- Two Poems by Michael Kinnaird.
- Two Poems by Kelly Malone.
- "One Brushed Past," a poem by Sheila Murphy.
- "My Turn to Dream," a story by Ricardo Nirenberg.
- "In the Shadows," a story by Debi Orton.
- Two Poems by Elisha Porat.
- "Pick-up-Charlie to Astronaut," a story by Tom Sheehan.
- "Back Formation," a story by Harvey Sutlive.
- " Tickets to a Closing Play. " by Janet Buck. Reviewed by Robert W. Greene.
Issue #16. March 2003.
- Three Poems, by Janet Buck.
- Two Poems, by Catherine Daly.
- Two Poems, by Thomas Fink.
- Two Poems, by Apryl Fox.
- Three Poems, by John Horvath Jr.
- "Elsewhere", a poem by Ward Kelley.
- Two Poems and Artwork, by Stephen Mead.
- Three Poems, by Martin Mitchell.
- Two Poems, by Sheila Murphy.
- "Strides We Make Sometimes," a story by Harvey Sutlive.
- "To Have and to Hold: An Intimate History of Collectors and Collecting," reviewed by Judy Kramer.
Issue #15. November 2002.
- Three Poems, by Janet Buck.
- Three Poems, by Joachim Frank.
- "Failing Words," a poem by Philip Hyams.
- Three Poems, by Rebecca Lu Kiernan.
- Three Poems, by J. B. Mulligan.
- "Big Stick," a story by Ricardo Nirenberg.
- "Ghost Town," a story by S. Scott Simpson.
- "Watching from the Warehouse," a story by Harvey Sutlive.
- Two Poems, by Michael J. Vaughn.
- "Dancing through Russia's Cultural History," a review article by Margaret Black.
Issue #14. Summer 2002.
- "The Battle of the Falkland Islands," a poem by Stuart Airlie.
- "Yolki Blues," a poem by Janet Buck.
- Four Prose Poems, by Joel Chace.
- Two Poems, by Alison Daniel.
- "Manny the Cleaner," a short story by Timothy Kaiser.
- "Whispering along the Dead Sea," a short story by Muhammad Nasrullah Khan.
- "On the Eighteenth Anniversary of your Imminent Destruction," a poem by Michael Kinnaird.
- Two Poems, by Walter McDonald.
- "Dada in Albany, NY," by Ricardo Nirenberg.
- Book Reviews: "Discovering Diane Schoemperlen," by Margaret Black.
Issue #13. Spring 2002.

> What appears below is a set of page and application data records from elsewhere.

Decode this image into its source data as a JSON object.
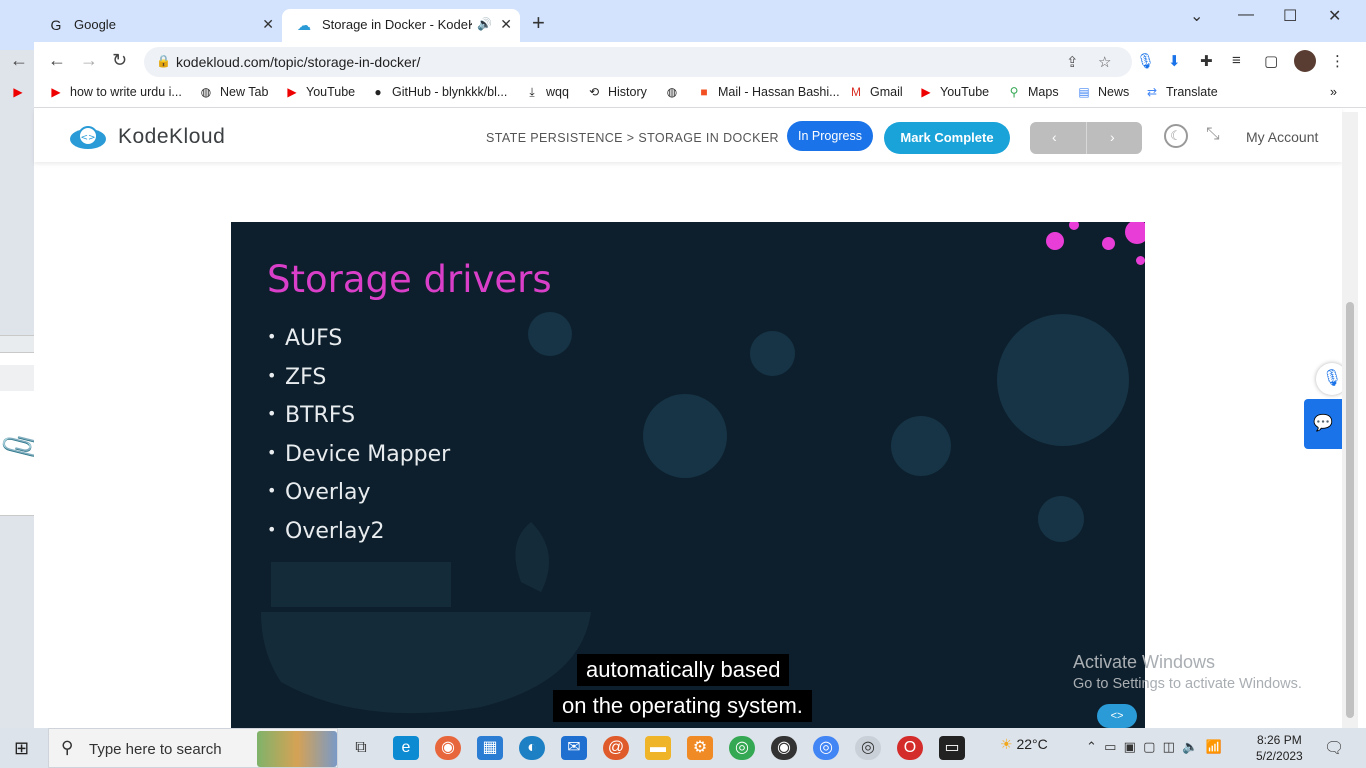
{
  "browser": {
    "tabs": [
      {
        "title": "Google",
        "favicon": "google-icon"
      },
      {
        "title": "Storage in Docker - KodeKloud",
        "favicon": "kodekloud-icon"
      }
    ],
    "url": "kodekloud.com/topic/storage-in-docker/",
    "bookmarks": [
      {
        "label": "how to write urdu i...",
        "icon": "youtube-icon"
      },
      {
        "label": "New Tab",
        "icon": "globe-icon"
      },
      {
        "label": "YouTube",
        "icon": "youtube-icon"
      },
      {
        "label": "GitHub - blynkkk/bl...",
        "icon": "github-icon"
      },
      {
        "label": "wqq",
        "icon": "download-icon"
      },
      {
        "label": "History",
        "icon": "history-icon"
      },
      {
        "label": "Mail - Hassan Bashi...",
        "icon": "microsoft-icon"
      },
      {
        "label": "Gmail",
        "icon": "gmail-icon"
      },
      {
        "label": "YouTube",
        "icon": "youtube-icon"
      },
      {
        "label": "Maps",
        "icon": "maps-icon"
      },
      {
        "label": "News",
        "icon": "news-icon"
      },
      {
        "label": "Translate",
        "icon": "translate-icon"
      }
    ]
  },
  "site": {
    "logo_text": "KodeKloud",
    "breadcrumb": "STATE PERSISTENCE > STORAGE IN DOCKER",
    "in_progress_label": "In Progress",
    "mark_complete_label": "Mark Complete",
    "prev_label": "‹",
    "next_label": "›",
    "account_label": "My Account"
  },
  "video": {
    "slide_title": "Storage drivers",
    "bullets": [
      "AUFS",
      "ZFS",
      "BTRFS",
      "Device Mapper",
      "Overlay",
      "Overlay2"
    ],
    "subtitle_line1": "automatically based",
    "subtitle_line2": "on the operating system."
  },
  "watermark": {
    "line1": "Activate Windows",
    "line2": "Go to Settings to activate Windows."
  },
  "taskbar": {
    "search_placeholder": "Type here to search",
    "temperature": "22°C",
    "time": "8:26 PM",
    "date": "5/2/2023"
  },
  "colors": {
    "accent_blue": "#1a73e8",
    "mark_complete": "#1aa3d9",
    "slide_bg": "#0d1f2c",
    "slide_title": "#d93fc9"
  }
}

- Three Poems by Jack Cannon.
- Two Poems by Ken Denberg.
- "Loki and Death," by Eugene Garber.
- "Bush, bin Ladin and Taja," by Muhammad Nasrullah Khan.
- Three Poems by Rebecca Lu Kiernan.
- "The Cartoon Vandals," a poem by Martin Rutley.
- Three Poems by Ellen Reed.
- Two Poems by R.L. Swihart.
- "These Dreaming Houses," a poem by John Sweet.
- "Arsonist," a poem by Jacqueline Vanzyl.
- Book Reviews: "All in One Breath: Selected Poems" by Harry C. Staley, reviewed by Robert W. Greene.
This issue, guest-edited by Jenny Dowling,
whose work you have seen in previous issues, showcases The Writers Studio, a remarkably successful school of creative
writing located in Manhattan. As a part of their apprenticeship,
students at The Writers Studio do
the following exercise: given a text, either poetry or prose, by
an established writer; they must then produce their own text,
imitating certain (formal) features of the model. We present a number
of those exercises, and hope you will find,
as we did, that they afford a glimpse into the original act of writing,
as well as a pleasurable read.
You will also find a description of the Studio's activities and methods, a presentation of The Writers Studio by Jenny and a recent dialogue between the poet Philip Schultz, its founder and director, and Ricardo Nirenberg.
The editors recommend Eugene Mirabelli's most recent novel, "The Language Nobody Speaks" (Spring Harbor Press). Elegant, melancholy and salacious, it's the delicious fruit of a lifelong research into prose and sex.